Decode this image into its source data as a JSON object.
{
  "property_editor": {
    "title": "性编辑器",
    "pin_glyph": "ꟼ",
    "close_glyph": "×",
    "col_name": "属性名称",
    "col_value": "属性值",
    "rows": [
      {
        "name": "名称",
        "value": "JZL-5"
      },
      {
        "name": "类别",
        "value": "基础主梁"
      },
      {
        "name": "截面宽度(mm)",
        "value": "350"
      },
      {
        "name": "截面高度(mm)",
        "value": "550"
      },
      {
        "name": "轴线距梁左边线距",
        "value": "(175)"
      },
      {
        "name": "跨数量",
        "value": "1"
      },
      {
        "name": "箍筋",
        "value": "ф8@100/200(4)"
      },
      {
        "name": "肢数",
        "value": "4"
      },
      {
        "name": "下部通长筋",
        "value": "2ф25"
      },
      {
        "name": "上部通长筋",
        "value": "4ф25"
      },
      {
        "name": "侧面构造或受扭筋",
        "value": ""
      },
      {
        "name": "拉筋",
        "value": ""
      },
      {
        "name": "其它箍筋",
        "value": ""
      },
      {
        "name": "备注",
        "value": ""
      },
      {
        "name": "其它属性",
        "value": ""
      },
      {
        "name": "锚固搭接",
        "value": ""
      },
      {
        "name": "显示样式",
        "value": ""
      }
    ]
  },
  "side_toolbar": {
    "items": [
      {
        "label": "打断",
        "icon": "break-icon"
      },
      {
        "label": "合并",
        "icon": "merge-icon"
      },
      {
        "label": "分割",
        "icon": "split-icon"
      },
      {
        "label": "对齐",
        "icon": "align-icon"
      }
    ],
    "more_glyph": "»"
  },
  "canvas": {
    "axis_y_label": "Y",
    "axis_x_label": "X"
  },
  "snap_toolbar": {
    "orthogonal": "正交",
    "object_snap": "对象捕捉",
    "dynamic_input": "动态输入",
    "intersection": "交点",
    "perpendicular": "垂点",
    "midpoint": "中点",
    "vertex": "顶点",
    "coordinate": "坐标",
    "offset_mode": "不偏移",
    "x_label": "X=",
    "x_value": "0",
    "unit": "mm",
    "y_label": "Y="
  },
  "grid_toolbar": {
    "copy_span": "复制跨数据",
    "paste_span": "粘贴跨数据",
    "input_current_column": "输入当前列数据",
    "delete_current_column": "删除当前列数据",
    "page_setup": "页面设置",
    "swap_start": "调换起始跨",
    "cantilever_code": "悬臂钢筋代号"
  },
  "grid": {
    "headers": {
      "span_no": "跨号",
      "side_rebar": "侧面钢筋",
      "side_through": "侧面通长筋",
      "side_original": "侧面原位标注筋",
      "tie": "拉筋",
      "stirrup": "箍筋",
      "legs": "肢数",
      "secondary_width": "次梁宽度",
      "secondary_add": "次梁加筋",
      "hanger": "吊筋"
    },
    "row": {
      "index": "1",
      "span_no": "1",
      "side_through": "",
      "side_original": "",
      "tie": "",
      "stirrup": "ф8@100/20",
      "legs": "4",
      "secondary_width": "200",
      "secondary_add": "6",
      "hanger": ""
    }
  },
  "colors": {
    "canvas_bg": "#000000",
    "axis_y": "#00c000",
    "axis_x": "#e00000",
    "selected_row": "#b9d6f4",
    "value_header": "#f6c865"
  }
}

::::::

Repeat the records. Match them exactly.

Decode this image into its source data as a JSON object.
{
  "property_editor": {
    "title": "性编辑器",
    "pin_glyph": "ꟼ",
    "close_glyph": "×",
    "col_name": "属性名称",
    "col_value": "属性值",
    "rows": [
      {
        "name": "名称",
        "value": "JZL-5"
      },
      {
        "name": "类别",
        "value": "基础主梁"
      },
      {
        "name": "截面宽度(mm)",
        "value": "350"
      },
      {
        "name": "截面高度(mm)",
        "value": "550"
      },
      {
        "name": "轴线距梁左边线距",
        "value": "(175)"
      },
      {
        "name": "跨数量",
        "value": "1"
      },
      {
        "name": "箍筋",
        "value": "ф8@100/200(4)"
      },
      {
        "name": "肢数",
        "value": "4"
      },
      {
        "name": "下部通长筋",
        "value": "2ф25"
      },
      {
        "name": "上部通长筋",
        "value": "4ф25"
      },
      {
        "name": "侧面构造或受扭筋",
        "value": ""
      },
      {
        "name": "拉筋",
        "value": ""
      },
      {
        "name": "其它箍筋",
        "value": ""
      },
      {
        "name": "备注",
        "value": ""
      },
      {
        "name": "其它属性",
        "value": ""
      },
      {
        "name": "锚固搭接",
        "value": ""
      },
      {
        "name": "显示样式",
        "value": ""
      }
    ]
  },
  "side_toolbar": {
    "items": [
      {
        "label": "打断",
        "icon": "break-icon"
      },
      {
        "label": "合并",
        "icon": "merge-icon"
      },
      {
        "label": "分割",
        "icon": "split-icon"
      },
      {
        "label": "对齐",
        "icon": "align-icon"
      }
    ],
    "more_glyph": "»"
  },
  "canvas": {
    "axis_y_label": "Y",
    "axis_x_label": "X"
  },
  "snap_toolbar": {
    "orthogonal": "正交",
    "object_snap": "对象捕捉",
    "dynamic_input": "动态输入",
    "intersection": "交点",
    "perpendicular": "垂点",
    "midpoint": "中点",
    "vertex": "顶点",
    "coordinate": "坐标",
    "offset_mode": "不偏移",
    "x_label": "X=",
    "x_value": "0",
    "unit": "mm",
    "y_label": "Y="
  },
  "grid_toolbar": {
    "copy_span": "复制跨数据",
    "paste_span": "粘贴跨数据",
    "input_current_column": "输入当前列数据",
    "delete_current_column": "删除当前列数据",
    "page_setup": "页面设置",
    "swap_start": "调换起始跨",
    "cantilever_code": "悬臂钢筋代号"
  },
  "grid": {
    "headers": {
      "span_no": "跨号",
      "side_rebar": "侧面钢筋",
      "side_through": "侧面通长筋",
      "side_original": "侧面原位标注筋",
      "tie": "拉筋",
      "stirrup": "箍筋",
      "legs": "肢数",
      "secondary_width": "次梁宽度",
      "secondary_add": "次梁加筋",
      "hanger": "吊筋"
    },
    "row": {
      "index": "1",
      "span_no": "1",
      "side_through": "",
      "side_original": "",
      "tie": "",
      "stirrup": "ф8@100/20",
      "legs": "4",
      "secondary_width": "200",
      "secondary_add": "6",
      "hanger": ""
    }
  },
  "colors": {
    "canvas_bg": "#000000",
    "axis_y": "#00c000",
    "axis_x": "#e00000",
    "selected_row": "#b9d6f4",
    "value_header": "#f6c865"
  }
}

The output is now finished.